● **Task item**:
Set all the entries down once more, with nothing altered.

● **Data for analysis**:
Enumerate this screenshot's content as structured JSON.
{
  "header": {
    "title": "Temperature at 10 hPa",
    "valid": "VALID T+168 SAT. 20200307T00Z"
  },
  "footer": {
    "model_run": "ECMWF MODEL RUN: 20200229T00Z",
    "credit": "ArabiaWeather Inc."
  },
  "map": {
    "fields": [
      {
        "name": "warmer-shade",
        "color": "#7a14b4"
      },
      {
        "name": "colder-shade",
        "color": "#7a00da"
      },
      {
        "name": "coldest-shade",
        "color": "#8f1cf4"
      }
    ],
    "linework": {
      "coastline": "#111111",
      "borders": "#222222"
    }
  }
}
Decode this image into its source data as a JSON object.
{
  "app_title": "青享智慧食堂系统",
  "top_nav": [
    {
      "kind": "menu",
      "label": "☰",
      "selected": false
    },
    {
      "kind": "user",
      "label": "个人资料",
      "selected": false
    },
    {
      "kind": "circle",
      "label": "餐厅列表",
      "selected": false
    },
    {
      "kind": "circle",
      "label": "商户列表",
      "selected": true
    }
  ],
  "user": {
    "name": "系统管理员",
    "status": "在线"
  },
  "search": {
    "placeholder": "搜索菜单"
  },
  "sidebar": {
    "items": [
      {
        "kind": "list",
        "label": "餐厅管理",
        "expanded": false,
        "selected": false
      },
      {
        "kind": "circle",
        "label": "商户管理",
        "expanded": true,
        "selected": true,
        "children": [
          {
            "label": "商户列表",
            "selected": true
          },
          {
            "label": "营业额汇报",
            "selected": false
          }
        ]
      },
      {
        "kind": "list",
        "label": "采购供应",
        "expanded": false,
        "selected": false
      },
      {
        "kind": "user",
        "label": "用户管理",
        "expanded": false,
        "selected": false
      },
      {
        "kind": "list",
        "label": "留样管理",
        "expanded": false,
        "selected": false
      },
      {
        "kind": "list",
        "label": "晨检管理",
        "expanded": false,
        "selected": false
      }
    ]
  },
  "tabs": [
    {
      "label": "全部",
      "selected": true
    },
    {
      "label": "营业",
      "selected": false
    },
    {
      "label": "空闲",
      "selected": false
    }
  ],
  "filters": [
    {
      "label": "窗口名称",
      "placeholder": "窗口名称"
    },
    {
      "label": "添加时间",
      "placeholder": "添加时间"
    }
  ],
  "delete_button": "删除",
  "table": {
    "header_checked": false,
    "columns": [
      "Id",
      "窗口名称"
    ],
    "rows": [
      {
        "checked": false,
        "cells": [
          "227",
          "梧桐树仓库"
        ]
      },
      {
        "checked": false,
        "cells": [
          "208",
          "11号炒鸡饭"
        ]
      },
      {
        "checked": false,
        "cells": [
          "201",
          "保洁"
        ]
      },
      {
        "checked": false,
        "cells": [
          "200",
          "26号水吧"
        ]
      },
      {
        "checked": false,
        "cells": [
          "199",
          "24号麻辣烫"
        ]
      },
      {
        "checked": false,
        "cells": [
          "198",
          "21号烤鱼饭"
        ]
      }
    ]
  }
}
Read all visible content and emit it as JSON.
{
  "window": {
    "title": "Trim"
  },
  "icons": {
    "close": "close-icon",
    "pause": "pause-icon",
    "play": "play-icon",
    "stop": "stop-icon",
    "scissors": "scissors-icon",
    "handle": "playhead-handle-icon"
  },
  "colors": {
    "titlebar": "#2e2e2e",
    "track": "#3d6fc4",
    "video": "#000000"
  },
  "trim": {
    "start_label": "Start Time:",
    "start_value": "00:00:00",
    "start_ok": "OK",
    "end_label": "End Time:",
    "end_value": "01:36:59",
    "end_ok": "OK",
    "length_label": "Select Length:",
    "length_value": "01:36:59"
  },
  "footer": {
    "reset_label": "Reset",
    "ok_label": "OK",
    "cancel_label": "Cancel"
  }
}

● **Exercise output**:
Enumerate this screenshot's content as structured JSON.
{
  "header": {
    "title": "Temperature at 10 hPa",
    "valid": "VALID T+168 SAT. 20200307T00Z"
  },
  "footer": {
    "model_run": "ECMWF MODEL RUN: 20200229T00Z",
    "credit": "ArabiaWeather Inc."
  },
  "map": {
    "fields": [
      {
        "name": "warmer-shade",
        "color": "#7a14b4"
      },
      {
        "name": "colder-shade",
        "color": "#7a00da"
      },
      {
        "name": "coldest-shade",
        "color": "#8f1cf4"
      }
    ],
    "linework": {
      "coastline": "#111111",
      "borders": "#222222"
    }
  }
}
Decode this image into its source data as a JSON object.
{
  "app_title": "青享智慧食堂系统",
  "top_nav": [
    {
      "kind": "menu",
      "label": "☰",
      "selected": false
    },
    {
      "kind": "user",
      "label": "个人资料",
      "selected": false
    },
    {
      "kind": "circle",
      "label": "餐厅列表",
      "selected": false
    },
    {
      "kind": "circle",
      "label": "商户列表",
      "selected": true
    }
  ],
  "user": {
    "name": "系统管理员",
    "status": "在线"
  },
  "search": {
    "placeholder": "搜索菜单"
  },
  "sidebar": {
    "items": [
      {
        "kind": "list",
        "label": "餐厅管理",
        "expanded": false,
        "selected": false
      },
      {
        "kind": "circle",
        "label": "商户管理",
        "expanded": true,
        "selected": true,
        "children": [
          {
            "label": "商户列表",
            "selected": true
          },
          {
            "label": "营业额汇报",
            "selected": false
          }
        ]
      },
      {
        "kind": "list",
        "label": "采购供应",
        "expanded": false,
        "selected": false
      },
      {
        "kind": "user",
        "label": "用户管理",
        "expanded": false,
        "selected": false
      },
      {
        "kind": "list",
        "label": "留样管理",
        "expanded": false,
        "selected": false
      },
      {
        "kind": "list",
        "label": "晨检管理",
        "expanded": false,
        "selected": false
      }
    ]
  },
  "tabs": [
    {
      "label": "全部",
      "selected": true
    },
    {
      "label": "营业",
      "selected": false
    },
    {
      "label": "空闲",
      "selected": false
    }
  ],
  "filters": [
    {
      "label": "窗口名称",
      "placeholder": "窗口名称"
    },
    {
      "label": "添加时间",
      "placeholder": "添加时间"
    }
  ],
  "delete_button": "删除",
  "table": {
    "header_checked": false,
    "columns": [
      "Id",
      "窗口名称"
    ],
    "rows": [
      {
        "checked": false,
        "cells": [
          "227",
          "梧桐树仓库"
        ]
      },
      {
        "checked": false,
        "cells": [
          "208",
          "11号炒鸡饭"
        ]
      },
      {
        "checked": false,
        "cells": [
          "201",
          "保洁"
        ]
      },
      {
        "checked": false,
        "cells": [
          "200",
          "26号水吧"
        ]
      },
      {
        "checked": false,
        "cells": [
          "199",
          "24号麻辣烫"
        ]
      },
      {
        "checked": false,
        "cells": [
          "198",
          "21号烤鱼饭"
        ]
      }
    ]
  }
}
Read all visible content and emit it as JSON.
{
  "window": {
    "title": "Trim"
  },
  "icons": {
    "close": "close-icon",
    "pause": "pause-icon",
    "play": "play-icon",
    "stop": "stop-icon",
    "scissors": "scissors-icon",
    "handle": "playhead-handle-icon"
  },
  "colors": {
    "titlebar": "#2e2e2e",
    "track": "#3d6fc4",
    "video": "#000000"
  },
  "trim": {
    "start_label": "Start Time:",
    "start_value": "00:00:00",
    "start_ok": "OK",
    "end_label": "End Time:",
    "end_value": "01:36:59",
    "end_ok": "OK",
    "length_label": "Select Length:",
    "length_value": "01:36:59"
  },
  "footer": {
    "reset_label": "Reset",
    "ok_label": "OK",
    "cancel_label": "Cancel"
  }
}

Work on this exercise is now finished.